## [REQUIRED ACTION]
Show each line in the listing below that contains the word "Hoorn".

━━━━━━━━━━━━━━━━━━━━━━━━━━━━━━

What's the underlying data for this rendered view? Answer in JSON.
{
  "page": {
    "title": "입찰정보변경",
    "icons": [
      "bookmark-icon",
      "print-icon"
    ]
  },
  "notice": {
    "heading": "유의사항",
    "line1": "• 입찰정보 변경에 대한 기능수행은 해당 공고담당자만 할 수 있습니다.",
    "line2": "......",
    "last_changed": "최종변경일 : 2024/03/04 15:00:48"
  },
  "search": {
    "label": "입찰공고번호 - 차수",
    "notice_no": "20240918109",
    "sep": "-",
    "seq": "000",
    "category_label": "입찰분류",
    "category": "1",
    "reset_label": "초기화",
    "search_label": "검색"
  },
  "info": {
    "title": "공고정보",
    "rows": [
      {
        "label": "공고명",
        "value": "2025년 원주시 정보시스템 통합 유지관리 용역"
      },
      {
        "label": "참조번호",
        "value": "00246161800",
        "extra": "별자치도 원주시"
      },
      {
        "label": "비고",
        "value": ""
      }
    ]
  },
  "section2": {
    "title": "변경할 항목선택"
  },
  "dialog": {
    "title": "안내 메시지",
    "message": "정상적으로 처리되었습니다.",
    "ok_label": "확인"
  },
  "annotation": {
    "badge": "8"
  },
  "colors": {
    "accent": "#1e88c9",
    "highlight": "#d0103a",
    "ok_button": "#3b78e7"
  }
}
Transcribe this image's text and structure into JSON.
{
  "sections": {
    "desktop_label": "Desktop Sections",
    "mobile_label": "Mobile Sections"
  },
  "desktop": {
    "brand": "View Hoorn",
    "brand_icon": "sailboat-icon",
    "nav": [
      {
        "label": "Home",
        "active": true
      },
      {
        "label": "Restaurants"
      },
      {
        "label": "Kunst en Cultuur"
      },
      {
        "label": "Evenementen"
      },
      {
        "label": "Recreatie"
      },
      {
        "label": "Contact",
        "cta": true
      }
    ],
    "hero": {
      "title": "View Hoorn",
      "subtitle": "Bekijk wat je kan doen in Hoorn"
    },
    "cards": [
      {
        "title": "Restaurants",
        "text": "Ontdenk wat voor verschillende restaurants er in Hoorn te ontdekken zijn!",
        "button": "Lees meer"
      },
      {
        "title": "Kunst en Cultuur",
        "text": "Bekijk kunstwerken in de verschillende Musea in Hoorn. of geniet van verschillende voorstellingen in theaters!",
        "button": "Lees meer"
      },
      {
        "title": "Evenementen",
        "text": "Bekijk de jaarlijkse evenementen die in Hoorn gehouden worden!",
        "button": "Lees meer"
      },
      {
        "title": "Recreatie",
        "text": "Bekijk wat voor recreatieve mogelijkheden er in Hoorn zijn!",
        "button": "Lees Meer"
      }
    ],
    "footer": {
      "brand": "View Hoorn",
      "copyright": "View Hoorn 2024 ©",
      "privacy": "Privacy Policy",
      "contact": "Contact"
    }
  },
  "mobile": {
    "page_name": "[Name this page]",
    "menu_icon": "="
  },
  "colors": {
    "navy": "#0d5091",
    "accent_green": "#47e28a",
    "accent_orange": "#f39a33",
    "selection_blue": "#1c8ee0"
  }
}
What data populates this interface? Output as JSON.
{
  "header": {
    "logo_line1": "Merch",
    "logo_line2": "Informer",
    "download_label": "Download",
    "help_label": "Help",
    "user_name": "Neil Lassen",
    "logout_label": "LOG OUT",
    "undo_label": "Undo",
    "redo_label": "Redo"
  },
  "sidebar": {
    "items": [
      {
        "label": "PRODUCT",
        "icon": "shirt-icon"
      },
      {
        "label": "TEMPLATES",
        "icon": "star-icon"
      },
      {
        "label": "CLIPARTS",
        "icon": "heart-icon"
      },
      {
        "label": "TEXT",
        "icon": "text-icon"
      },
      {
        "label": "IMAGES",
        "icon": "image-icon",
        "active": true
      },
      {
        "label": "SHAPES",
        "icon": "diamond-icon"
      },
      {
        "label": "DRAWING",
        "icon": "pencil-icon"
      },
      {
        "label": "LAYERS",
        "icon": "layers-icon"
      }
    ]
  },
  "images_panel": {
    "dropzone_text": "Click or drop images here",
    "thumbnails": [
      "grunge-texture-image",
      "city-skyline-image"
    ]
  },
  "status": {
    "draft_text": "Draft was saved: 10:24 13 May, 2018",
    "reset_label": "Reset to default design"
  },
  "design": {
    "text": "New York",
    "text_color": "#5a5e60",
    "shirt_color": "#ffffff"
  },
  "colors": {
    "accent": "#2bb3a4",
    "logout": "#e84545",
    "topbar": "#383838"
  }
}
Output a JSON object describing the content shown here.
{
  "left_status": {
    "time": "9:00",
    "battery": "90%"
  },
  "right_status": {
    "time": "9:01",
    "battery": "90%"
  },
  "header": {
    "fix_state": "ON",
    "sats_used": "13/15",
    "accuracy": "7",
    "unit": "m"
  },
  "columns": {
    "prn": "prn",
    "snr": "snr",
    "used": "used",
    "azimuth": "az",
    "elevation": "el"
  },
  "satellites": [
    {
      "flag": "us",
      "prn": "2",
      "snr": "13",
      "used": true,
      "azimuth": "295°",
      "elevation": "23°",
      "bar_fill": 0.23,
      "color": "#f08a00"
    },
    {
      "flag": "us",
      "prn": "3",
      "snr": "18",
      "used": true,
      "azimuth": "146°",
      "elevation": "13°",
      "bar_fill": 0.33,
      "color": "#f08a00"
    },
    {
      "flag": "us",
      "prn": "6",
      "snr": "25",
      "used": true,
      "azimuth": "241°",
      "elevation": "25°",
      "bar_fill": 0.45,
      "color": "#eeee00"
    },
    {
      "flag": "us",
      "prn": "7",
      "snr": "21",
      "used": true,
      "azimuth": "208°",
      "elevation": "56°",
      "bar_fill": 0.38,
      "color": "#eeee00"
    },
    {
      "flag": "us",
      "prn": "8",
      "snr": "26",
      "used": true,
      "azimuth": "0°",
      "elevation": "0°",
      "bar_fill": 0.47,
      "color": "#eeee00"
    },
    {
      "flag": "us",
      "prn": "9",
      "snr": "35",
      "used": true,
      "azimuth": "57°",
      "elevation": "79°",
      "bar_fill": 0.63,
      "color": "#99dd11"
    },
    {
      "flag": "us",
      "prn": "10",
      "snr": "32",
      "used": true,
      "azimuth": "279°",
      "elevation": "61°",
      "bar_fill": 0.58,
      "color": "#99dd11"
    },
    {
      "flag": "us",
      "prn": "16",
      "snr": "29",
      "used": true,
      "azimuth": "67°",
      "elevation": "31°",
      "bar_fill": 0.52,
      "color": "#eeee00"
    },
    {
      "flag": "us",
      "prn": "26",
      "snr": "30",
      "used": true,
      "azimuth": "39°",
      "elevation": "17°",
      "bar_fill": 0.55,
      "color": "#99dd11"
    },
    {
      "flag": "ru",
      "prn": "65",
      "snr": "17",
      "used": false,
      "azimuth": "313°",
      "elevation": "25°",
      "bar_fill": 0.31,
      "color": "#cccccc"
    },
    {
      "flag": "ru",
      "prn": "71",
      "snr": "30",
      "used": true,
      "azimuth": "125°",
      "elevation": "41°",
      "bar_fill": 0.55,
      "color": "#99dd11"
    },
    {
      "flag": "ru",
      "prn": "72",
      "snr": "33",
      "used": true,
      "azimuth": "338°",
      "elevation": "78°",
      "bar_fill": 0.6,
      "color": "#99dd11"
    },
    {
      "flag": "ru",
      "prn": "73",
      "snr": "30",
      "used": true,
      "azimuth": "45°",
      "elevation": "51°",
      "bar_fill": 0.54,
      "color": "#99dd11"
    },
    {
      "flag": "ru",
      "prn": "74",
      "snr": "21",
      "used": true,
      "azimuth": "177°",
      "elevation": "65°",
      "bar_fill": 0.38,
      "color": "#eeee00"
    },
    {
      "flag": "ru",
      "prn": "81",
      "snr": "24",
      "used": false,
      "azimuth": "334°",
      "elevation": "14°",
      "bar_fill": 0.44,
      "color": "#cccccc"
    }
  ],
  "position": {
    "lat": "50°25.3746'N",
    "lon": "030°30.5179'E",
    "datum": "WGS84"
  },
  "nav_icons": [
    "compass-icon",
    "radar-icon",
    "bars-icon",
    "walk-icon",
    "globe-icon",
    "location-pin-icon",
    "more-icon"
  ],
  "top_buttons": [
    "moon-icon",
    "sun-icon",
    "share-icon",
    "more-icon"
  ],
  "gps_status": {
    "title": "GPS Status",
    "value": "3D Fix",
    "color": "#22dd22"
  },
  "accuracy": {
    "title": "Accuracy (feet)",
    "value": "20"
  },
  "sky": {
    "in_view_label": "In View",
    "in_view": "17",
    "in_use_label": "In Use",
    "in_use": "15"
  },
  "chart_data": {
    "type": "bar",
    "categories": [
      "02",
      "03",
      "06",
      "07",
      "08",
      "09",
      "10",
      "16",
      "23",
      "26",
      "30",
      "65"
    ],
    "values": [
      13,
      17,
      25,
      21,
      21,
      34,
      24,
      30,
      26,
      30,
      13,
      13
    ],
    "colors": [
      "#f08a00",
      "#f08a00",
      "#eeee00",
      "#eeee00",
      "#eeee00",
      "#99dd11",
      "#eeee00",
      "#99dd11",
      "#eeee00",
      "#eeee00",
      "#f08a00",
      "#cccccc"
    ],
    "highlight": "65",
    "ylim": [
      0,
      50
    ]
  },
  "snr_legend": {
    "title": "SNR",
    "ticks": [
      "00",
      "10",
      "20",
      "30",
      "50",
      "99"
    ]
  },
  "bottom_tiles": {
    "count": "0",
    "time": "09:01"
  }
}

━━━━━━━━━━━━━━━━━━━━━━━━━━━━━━

## [COMPLETED TASK]
    "brand": "View Hoorn",
      "title": "View Hoorn",
      "subtitle": "Bekijk wat je kan doen in Hoorn"
        "text": "Ontdenk wat voor verschillende restaurants er in Hoorn te ontdekken zijn!",
        "text": "Bekijk kunstwerken in de verschillende Musea in Hoorn. of geniet van verschillende voorstellingen in theaters!",
        "text": "Bekijk de jaarlijkse evenementen die in Hoorn gehouden worden!",
        "text": "Bekijk wat voor recreatieve mogelijkheden er in Hoorn zijn!",
      "brand": "View Hoorn",
      "copyright": "View Hoorn 2024 ©",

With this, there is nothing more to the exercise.